Wow – that was quick. After years of interminable delays to Java 9, all of a sudden the new strict release cycle has kicked in and the first result of that, Java 10 was released on March 20 2018.
In brief, there will be a new release of Java every 6 months from now on and every three years there will be a “long term support” release.
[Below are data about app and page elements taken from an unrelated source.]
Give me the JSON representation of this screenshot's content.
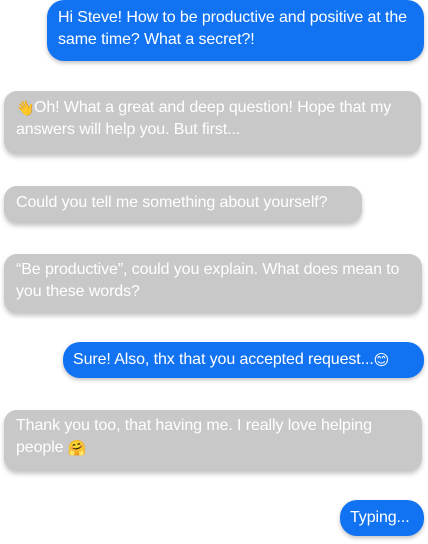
{
  "conversation": {
    "messages": [
      {
        "sender": "me",
        "text": "Hi Steve! How to be productive and positive at the same time? What a secret?!"
      },
      {
        "sender": "steve",
        "emoji": "👋",
        "text": "Oh! What a great and deep question! Hope that my answers will help you. But first..."
      },
      {
        "sender": "steve",
        "text": "Could you tell me something about yourself?"
      },
      {
        "sender": "steve",
        "text": "“Be productive”, could you explain. What does mean to you these words?"
      },
      {
        "sender": "me",
        "text": "Sure! Also, thx that you accepted request...",
        "emoji": "😊"
      },
      {
        "sender": "steve",
        "text": "Thank you too, that having me. I really love helping people",
        "emoji": "🤗"
      },
      {
        "sender": "me",
        "text": "Typing..."
      }
    ]
  },
  "colors": {
    "outgoing_bubble": "#1273f2",
    "incoming_bubble": "#c8c8c8",
    "bubble_text": "#ffffff",
    "background": "#ffffff"
  }
}
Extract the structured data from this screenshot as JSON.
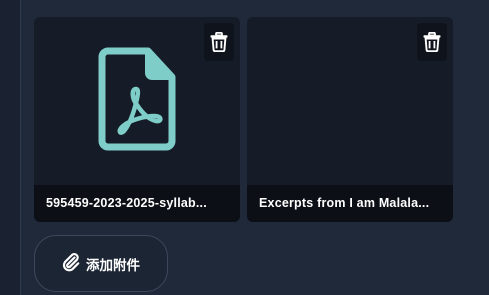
{
  "attachments": [
    {
      "filename": "595459-2023-2025-syllab...",
      "icon": "pdf-file-icon",
      "delete_icon": "trash-icon"
    },
    {
      "filename": "Excerpts from I am Malala...",
      "icon": "",
      "delete_icon": "trash-icon"
    }
  ],
  "add_attachment": {
    "label": "添加附件",
    "icon": "paperclip-icon"
  },
  "colors": {
    "pdf_icon": "#7ecdc8",
    "background": "#1f2939",
    "card": "#161c27",
    "caption_bg": "#0c1016"
  }
}
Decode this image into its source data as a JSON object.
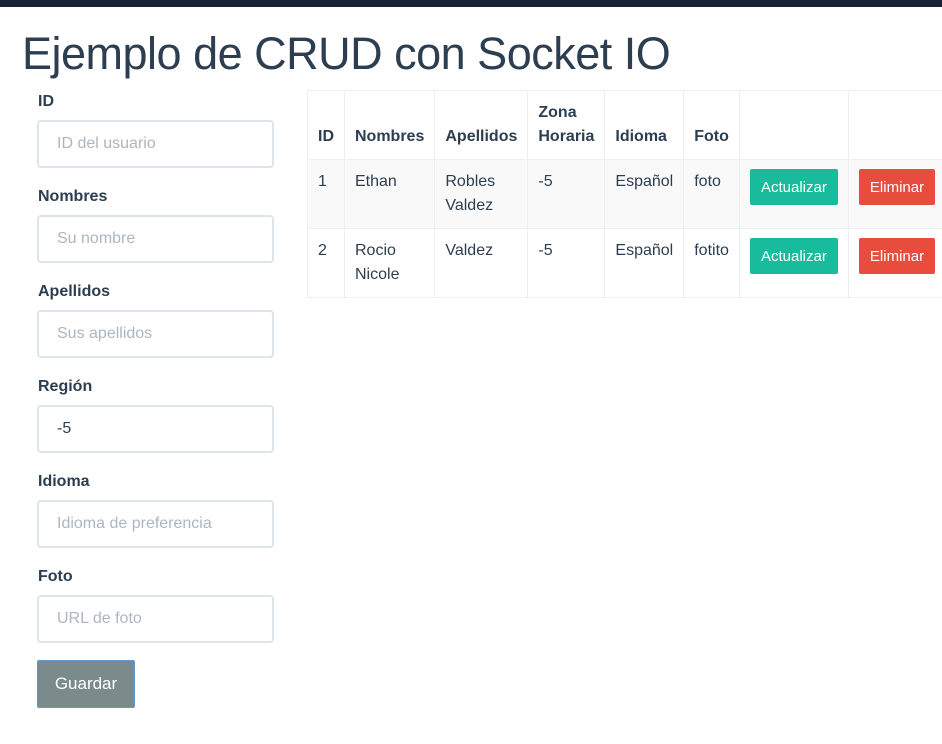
{
  "page": {
    "title": "Ejemplo de CRUD con Socket IO"
  },
  "form": {
    "fields": [
      {
        "label": "ID",
        "placeholder": "ID del usuario",
        "value": ""
      },
      {
        "label": "Nombres",
        "placeholder": "Su nombre",
        "value": ""
      },
      {
        "label": "Apellidos",
        "placeholder": "Sus apellidos",
        "value": ""
      },
      {
        "label": "Región",
        "placeholder": "",
        "value": "-5"
      },
      {
        "label": "Idioma",
        "placeholder": "Idioma de preferencia",
        "value": ""
      },
      {
        "label": "Foto",
        "placeholder": "URL de foto",
        "value": ""
      }
    ],
    "save_label": "Guardar"
  },
  "table": {
    "headers": [
      "ID",
      "Nombres",
      "Apellidos",
      "Zona Horaria",
      "Idioma",
      "Foto"
    ],
    "rows": [
      {
        "id": "1",
        "nombres": "Ethan",
        "apellidos": "Robles Valdez",
        "zona": "-5",
        "idioma": "Español",
        "foto": "foto",
        "update_label": "Actualizar",
        "delete_label": "Eliminar"
      },
      {
        "id": "2",
        "nombres": "Rocio Nicole",
        "apellidos": "Valdez",
        "zona": "-5",
        "idioma": "Español",
        "foto": "fotito",
        "update_label": "Actualizar",
        "delete_label": "Eliminar"
      }
    ]
  },
  "colors": {
    "primary_text": "#2c3e50",
    "update_button": "#18bc9c",
    "delete_button": "#e74c3c",
    "save_button": "#7b8a8b",
    "topbar": "#1a2238"
  }
}
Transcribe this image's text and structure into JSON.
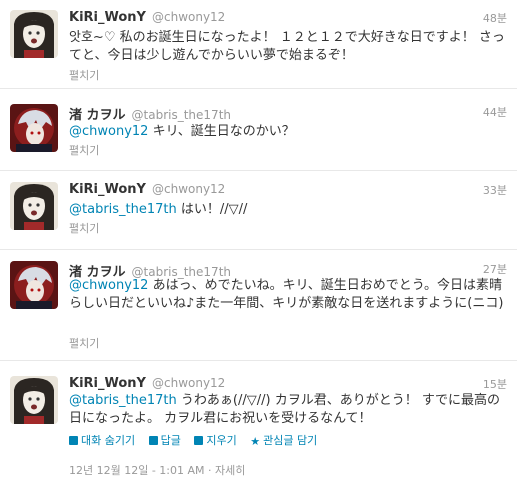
{
  "tweets": [
    {
      "name": "KiRi_WonY",
      "handle": "@chwony12",
      "time": "48분",
      "mention": "",
      "text": "앗호~♡ 私のお誕生日になったよ！ １２と１２で大好きな日ですよ！ さってと、今日は少し遊んでからいい夢で始まるぞ！",
      "expand": "펼치기"
    },
    {
      "name": "渚 カヲル",
      "handle": "@tabris_the17th",
      "time": "44분",
      "mention": "@chwony12",
      "text": " キリ、誕生日なのかい？",
      "expand": "펼치기"
    },
    {
      "name": "KiRi_WonY",
      "handle": "@chwony12",
      "time": "33분",
      "mention": "@tabris_the17th",
      "text": " はい！//▽//",
      "expand": "펼치기"
    },
    {
      "name": "渚 カヲル",
      "handle": "@tabris_the17th",
      "time": "27분",
      "mention": "@chwony12",
      "text": " あはっ、めでたいね。キリ、誕生日おめでとう。今日は素晴らしい日だといいね♪また一年間、キリが素敵な日を送れますように(ニコ)",
      "expand": "펼치기"
    },
    {
      "name": "KiRi_WonY",
      "handle": "@chwony12",
      "time": "15분",
      "mention": "@tabris_the17th",
      "text": " うわあぁ(//▽//) カヲル君、ありがとう！ すでに最高の日になったよ。 カヲル君にお祝いを受けるなんて！",
      "expand": ""
    }
  ],
  "actions": {
    "hide_conversation": "대화 숨기기",
    "reply": "답글",
    "delete": "지우기",
    "favorite": "관심글 담기"
  },
  "meta": {
    "timestamp": "12년 12월 12일 - 1:01 AM",
    "details": "자세히"
  }
}
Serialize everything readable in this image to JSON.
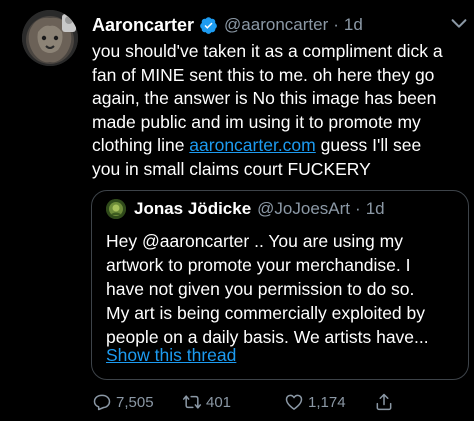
{
  "tweet": {
    "author_name": "Aaroncarter",
    "author_handle": "@aaroncarter",
    "separator": "·",
    "time": "1d",
    "lines": [
      "you should've taken it as a compliment dick a",
      "fan of MINE sent this to me. oh here they go",
      "again, the answer is No this image has been",
      "made public and im using it to promote my"
    ],
    "line5_prefix": "clothing line ",
    "link": "aaroncarter.com",
    "line5_suffix": " guess I'll see",
    "line6": "you in small claims court FUCKERY"
  },
  "quote": {
    "author_name": "Jonas Jödicke",
    "author_handle": "@JoJoesArt",
    "separator": "·",
    "time": "1d",
    "lines": [
      "Hey @aaroncarter .. You are using my",
      "artwork to promote your merchandise. I",
      "have not given you permission to do so.",
      "My art is being commercially exploited by",
      "people on a daily basis. We artists have..."
    ],
    "show_thread": "Show this thread"
  },
  "actions": {
    "replies": "7,505",
    "retweets": "401",
    "likes": "1,174"
  },
  "colors": {
    "background": "#000000",
    "text": "#ffffff",
    "secondary": "#8b98a5",
    "link": "#1d9bf0",
    "verified": "#1d9bf0",
    "border": "#3d4349"
  },
  "icons": [
    "verified-badge-icon",
    "chevron-down-icon",
    "reply-icon",
    "retweet-icon",
    "like-icon",
    "share-icon"
  ]
}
Java 11 (due late 2018) is planned to be the first LTS. (Thanks to David Morgan in the comments for spotting my error in early versions of this post!)
Obviously many projects/organizations will insist on only using the LTS releases, so the reality for many Java developers is that adopting Java 11 will probably be long term stretch goal. (By my reckoning, if they keep their promise, Java 17 will be the next LTS after that – it will interesting psychological challenge for the likes of banks to upgrade from 11 to 17 in one jump!).
For anyone not tied to LTS releases, we’re going to get a new set of toys to play with every six months!
Here’s the full set of JEPs (JDK Enhancement Proposals) you can use right now in Java 10. Most of them are under the hood enhancements, cleanups and non-coding related changes. But the headline for Java programmers is the first of them, JEP286 – which I’ll write about in my next blog post. It’s a stunning improvement to Java.
286: Local-Variable Type Inference
296: Consolidate the JDK Forest into a Single Repository
304: Garbage-Collector Interface
307: Parallel Full GC for G1
310: Application Class-Data Sharing
312: Thread-Local Handshakes
313: Remove the Native-Header Generation Tool (javah)
314: Additional Unicode Language-Tag Extensions
316: Heap Allocation on Alternative Memory Devices
317: Experimental Java-Based JIT Compiler
319: Root Certificates
322: Time-Based Release Versioning